The Reform Plan primarily focuses on actions we need to take forward in the immediate term to improve. What really stands out on my regular visits to departments and organisations across the country is the fact that people are keen to hear more about our future vision – we talk a lot about the Civil Service we are building right now, but what will it actually look like in five, ten or even twenty years?
It is important that we continue to reform and to innovate, constantly challenging ourselves to be better, but it is also important that we have a clear direction of travel; to make sure that, as we alter and improve, our culture and ethos does too.
Last Friday I travelled to the Manchester Civil Justice Centre to talk to staff from a range of departments and organisations about this very subject. These visits are a great opportunity to not only share my thoughts on the future trajectory of the Civil Service and offer my thoughts on what I believe can make us stronger, but to hear yours too.
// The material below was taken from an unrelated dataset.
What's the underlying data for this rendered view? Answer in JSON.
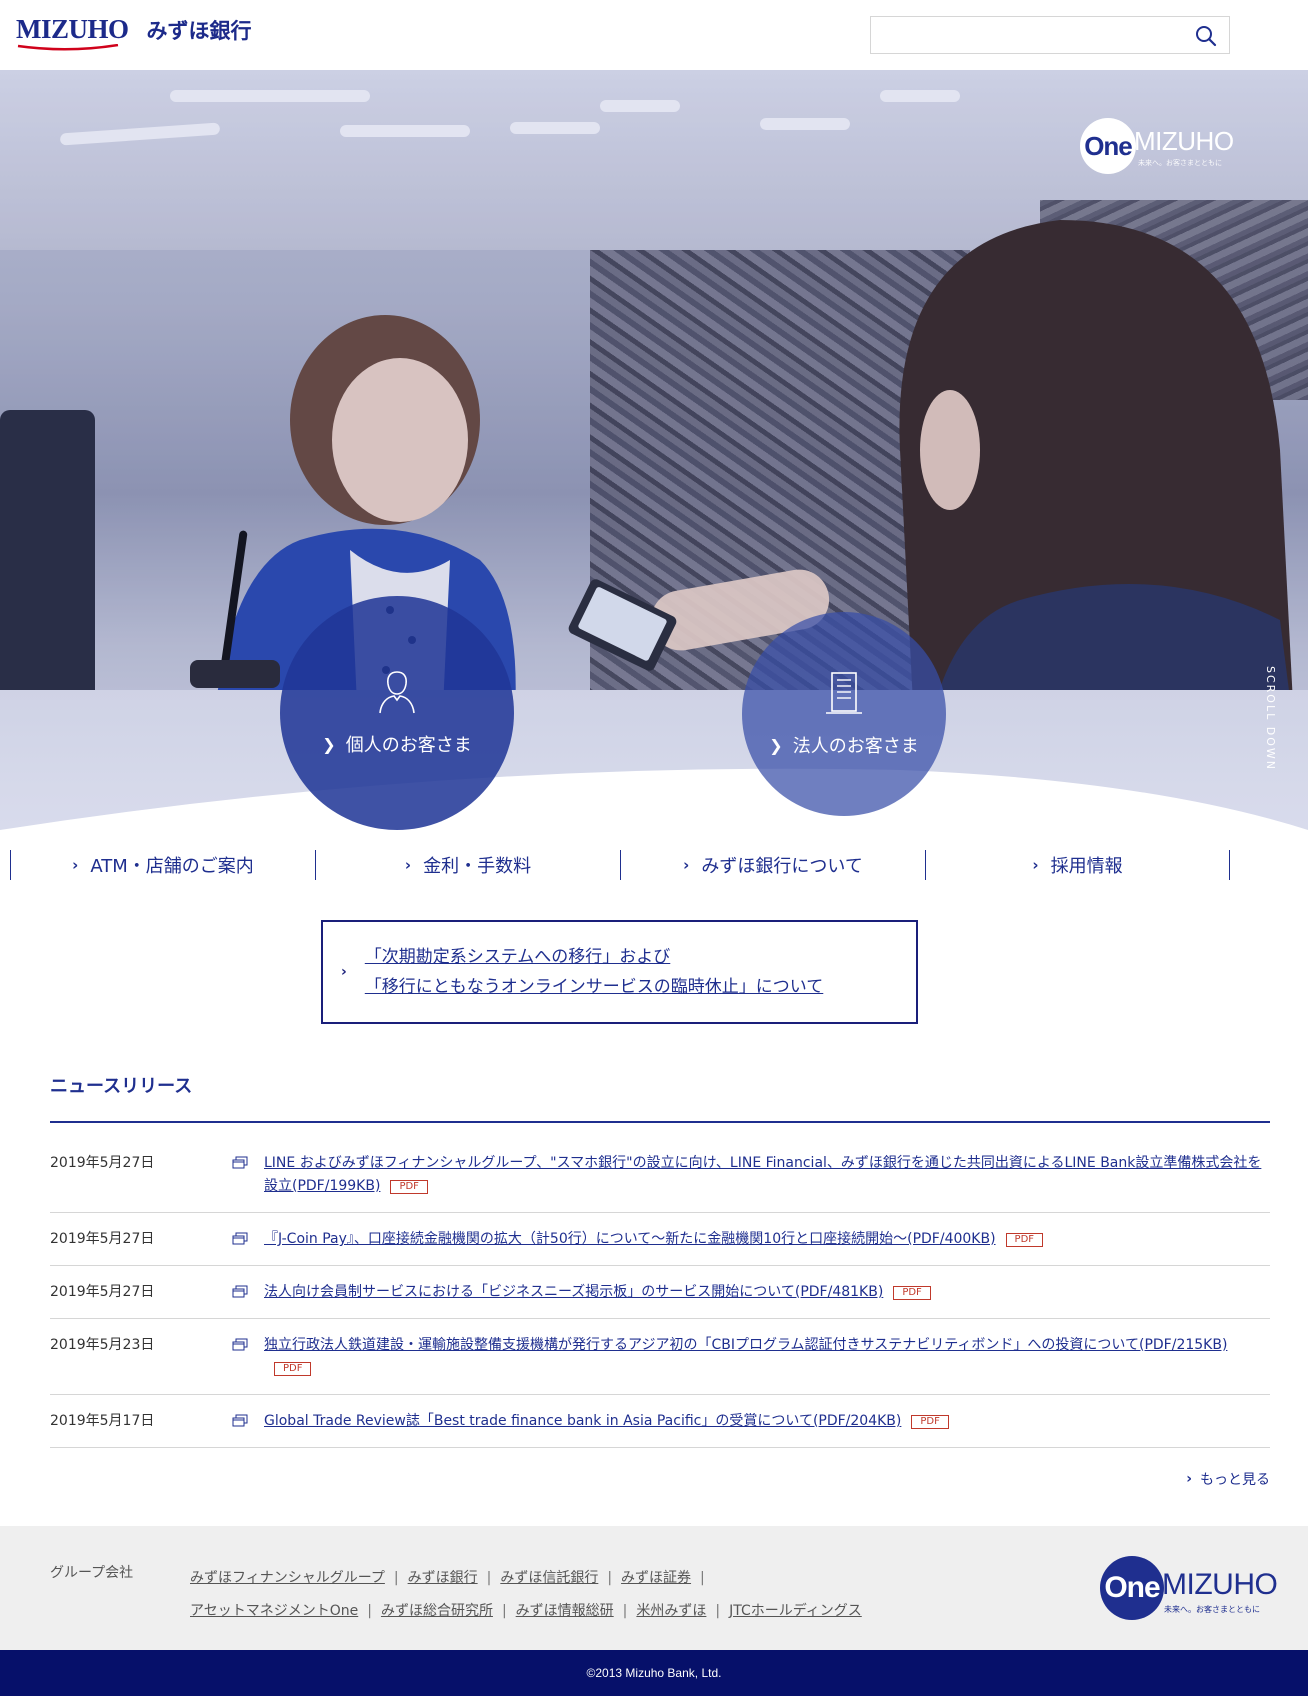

One point that really resonated with me on Friday in Manchester was the importance that colleagues placed on the need to not only preserve, but continue to nurture, our diversity as an organisation. Amidst widespread change in all corners of the Civil Service, I am determined that this remains an enduring objective and was pleased to hear that colleagues share my passion.
But the discussion ventured beyond this – Manchester colleagues pointed to the need to remove unnecessary processes that are a hindrance to productivity, to build leadership capability, to develop cross-departmental interchange and to develop the Civil Service in a reputational sense so that we continue to attract the best talent. One civil servant I met in Manchester put it well when she said “we…need a positive PR campaign to show the public what we do.”
The environment in which we are all operating makes the need for a clear vision even more essential. Smaller budgets and fewer resources coupled with rising expectations means that we must all deliver more for less. We need to make sure we are focused on outcomes, not output – that individuals are rewarded for what they deliver and that the means exist to deliver outcomes that are cross-departmental in nature.
And we must achieve all this whilst being innovative and high-performing. We must make sure that we retain public confidence in the services we manage and deliver – to make sure that the Civil Service is not only looked upon as an indispensable asset to the government of the day, but also to the public that we serve.
Changing behaviours is a complex challenge. We are at the early stages of developing this vision and I am committed to ensuring that this is an open discussion to which all civil servants feel they can contribute. We will be holding engagement sessions with groups of staff from across the organisation to ensure that we get this right.
Just as importantly, however, I would like to hear from you directly. Is the picture of the Civil Service I have described above one that you recognise? Which values and behaviours either make you proud or frustrate you? What do want to retain or want to change?
As one colleague who attended the discussion in Manchester on Friday put it: "civil servants need to be proud to say 'I work for the Civil Service'…we are working together to make this country a success.” If we are looking for a benchmark for success where defining a future vision is concerned, the fulfilment of this particular ambition isn’t a bad place to start.
Please do use the comments section below to share your thoughts with me.